3. Venom Has Medicinal Potential:

  • The toxins found in some venoms have been studied for their potential medical applications. Venom compounds may hold the key to developing treatments for conditions like hypertension, pain, and even cancer.

4. Constriction Is a Non-Venomous Strategy:

  • Some non-venomous snakes, like pythons and boas, rely on constriction to subdue and kill their prey. They coil around their prey and exert pressure until the victim succumbs to suffocation.

5. Both Venomous and Non-Venomous Animals Play Crucial Ecological Roles:

  • Both types of animals are vital to ecosystem dynamics. Venomous predators help control prey populations, while non-venomous animals contribute to maintaining the balance between predator and prey species.

The Importance of Understanding Venomous vs. Non-Venomous

Understanding the differences between venomous and non-venomous animals is essential for our safety and for conserving biodiversity. Here’s why:

1. Safety:

  • Knowledge of which animals are venomous helps prevent accidental envenomations and promotes responsible behavior when encountering wildlife.

2. Conservation:

  • Recognizing the importance of both venomous and non-venomous animals in ecosystems is crucial for conservation efforts. Protecting these creatures helps maintain biodiversity and the health of ecosystems.

3. Scientific Research:

  • Studying venomous animals and their venoms can lead to valuable insights in various fields, from medicine to evolutionary biology.

4. Education:
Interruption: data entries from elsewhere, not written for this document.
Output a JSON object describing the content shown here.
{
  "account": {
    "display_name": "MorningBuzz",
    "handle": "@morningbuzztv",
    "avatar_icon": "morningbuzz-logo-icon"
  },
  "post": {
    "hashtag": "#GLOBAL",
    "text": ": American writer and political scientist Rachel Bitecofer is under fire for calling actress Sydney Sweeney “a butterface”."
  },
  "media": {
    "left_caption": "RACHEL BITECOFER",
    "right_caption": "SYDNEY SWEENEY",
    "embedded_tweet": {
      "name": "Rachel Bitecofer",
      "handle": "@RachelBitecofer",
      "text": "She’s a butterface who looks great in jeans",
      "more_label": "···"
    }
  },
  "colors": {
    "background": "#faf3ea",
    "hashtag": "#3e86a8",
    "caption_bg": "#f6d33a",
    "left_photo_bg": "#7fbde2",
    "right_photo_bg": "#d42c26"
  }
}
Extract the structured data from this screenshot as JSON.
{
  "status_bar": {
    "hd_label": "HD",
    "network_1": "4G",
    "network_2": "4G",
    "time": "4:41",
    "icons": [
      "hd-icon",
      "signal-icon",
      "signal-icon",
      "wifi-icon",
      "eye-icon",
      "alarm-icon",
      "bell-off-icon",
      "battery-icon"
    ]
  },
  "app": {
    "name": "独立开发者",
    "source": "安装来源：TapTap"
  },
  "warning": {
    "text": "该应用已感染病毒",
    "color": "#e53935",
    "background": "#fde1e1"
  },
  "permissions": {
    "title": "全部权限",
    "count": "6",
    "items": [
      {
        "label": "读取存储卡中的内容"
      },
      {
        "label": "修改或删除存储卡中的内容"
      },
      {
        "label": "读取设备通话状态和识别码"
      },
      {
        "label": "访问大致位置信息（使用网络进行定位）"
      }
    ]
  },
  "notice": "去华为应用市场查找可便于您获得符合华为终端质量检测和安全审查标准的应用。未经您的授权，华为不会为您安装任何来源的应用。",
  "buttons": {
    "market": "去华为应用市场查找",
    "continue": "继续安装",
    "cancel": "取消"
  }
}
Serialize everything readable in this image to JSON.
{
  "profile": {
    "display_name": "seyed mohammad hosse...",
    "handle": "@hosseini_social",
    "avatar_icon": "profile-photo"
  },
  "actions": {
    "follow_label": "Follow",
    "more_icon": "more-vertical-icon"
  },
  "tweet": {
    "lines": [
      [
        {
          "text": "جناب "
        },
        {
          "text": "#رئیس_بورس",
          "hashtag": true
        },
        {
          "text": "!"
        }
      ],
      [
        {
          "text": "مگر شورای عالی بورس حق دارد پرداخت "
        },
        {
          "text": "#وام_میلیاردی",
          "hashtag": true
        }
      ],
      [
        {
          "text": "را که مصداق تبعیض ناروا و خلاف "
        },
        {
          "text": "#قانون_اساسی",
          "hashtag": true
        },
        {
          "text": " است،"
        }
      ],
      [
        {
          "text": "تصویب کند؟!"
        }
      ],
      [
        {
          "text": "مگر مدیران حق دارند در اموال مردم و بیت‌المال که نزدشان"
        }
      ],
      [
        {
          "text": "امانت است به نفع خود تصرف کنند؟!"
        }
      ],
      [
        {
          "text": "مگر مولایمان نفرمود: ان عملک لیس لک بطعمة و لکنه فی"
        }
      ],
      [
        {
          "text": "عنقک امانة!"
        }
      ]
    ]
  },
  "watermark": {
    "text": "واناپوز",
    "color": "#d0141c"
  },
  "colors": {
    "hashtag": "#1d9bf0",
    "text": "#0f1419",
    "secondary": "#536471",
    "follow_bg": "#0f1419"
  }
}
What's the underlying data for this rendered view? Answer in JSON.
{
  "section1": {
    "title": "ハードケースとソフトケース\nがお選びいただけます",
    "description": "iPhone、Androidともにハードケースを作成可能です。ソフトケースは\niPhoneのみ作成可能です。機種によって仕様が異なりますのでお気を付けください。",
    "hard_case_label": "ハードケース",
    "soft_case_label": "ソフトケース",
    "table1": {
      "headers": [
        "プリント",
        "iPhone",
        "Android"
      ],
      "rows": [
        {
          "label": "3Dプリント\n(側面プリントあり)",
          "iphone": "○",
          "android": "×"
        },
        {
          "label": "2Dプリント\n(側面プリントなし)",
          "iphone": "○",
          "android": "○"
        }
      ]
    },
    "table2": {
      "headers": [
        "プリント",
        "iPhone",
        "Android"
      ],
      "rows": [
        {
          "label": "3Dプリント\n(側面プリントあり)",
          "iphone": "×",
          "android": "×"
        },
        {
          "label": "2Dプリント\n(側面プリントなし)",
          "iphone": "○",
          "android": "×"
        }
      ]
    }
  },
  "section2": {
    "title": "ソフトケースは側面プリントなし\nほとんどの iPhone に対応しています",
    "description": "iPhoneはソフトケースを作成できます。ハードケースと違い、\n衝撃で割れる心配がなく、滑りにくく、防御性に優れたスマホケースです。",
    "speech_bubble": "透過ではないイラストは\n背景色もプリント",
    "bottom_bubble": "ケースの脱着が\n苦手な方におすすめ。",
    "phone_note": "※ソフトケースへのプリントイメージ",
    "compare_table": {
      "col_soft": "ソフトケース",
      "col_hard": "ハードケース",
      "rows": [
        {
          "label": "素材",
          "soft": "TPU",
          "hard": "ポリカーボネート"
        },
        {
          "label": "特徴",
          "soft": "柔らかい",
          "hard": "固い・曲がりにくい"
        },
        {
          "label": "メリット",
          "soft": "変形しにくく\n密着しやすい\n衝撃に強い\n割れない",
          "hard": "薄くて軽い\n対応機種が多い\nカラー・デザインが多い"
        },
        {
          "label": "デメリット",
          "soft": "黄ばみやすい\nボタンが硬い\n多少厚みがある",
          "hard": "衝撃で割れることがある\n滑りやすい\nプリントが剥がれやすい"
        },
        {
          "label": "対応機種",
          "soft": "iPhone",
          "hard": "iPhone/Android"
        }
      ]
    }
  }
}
  • Educating the public about the roles of these animals in nature and dispelling myths fosters a deeper appreciation for the natural world.

In conclusion, venomous and non-venomous animals coexist in the complex tapestry of life on Earth. While venomous creatures possess unique adaptations for hunting or defense, non-venomous animals rely on a diverse range of strategies. Understanding and respecting these distinctions enhances our appreciation for the incredible diversity of life and promotes safe coexistence with the animal kingdom. Whether they deliver venomous strikes or rely on alternative methods, each of these creatures plays a vital role in the intricate web of nature.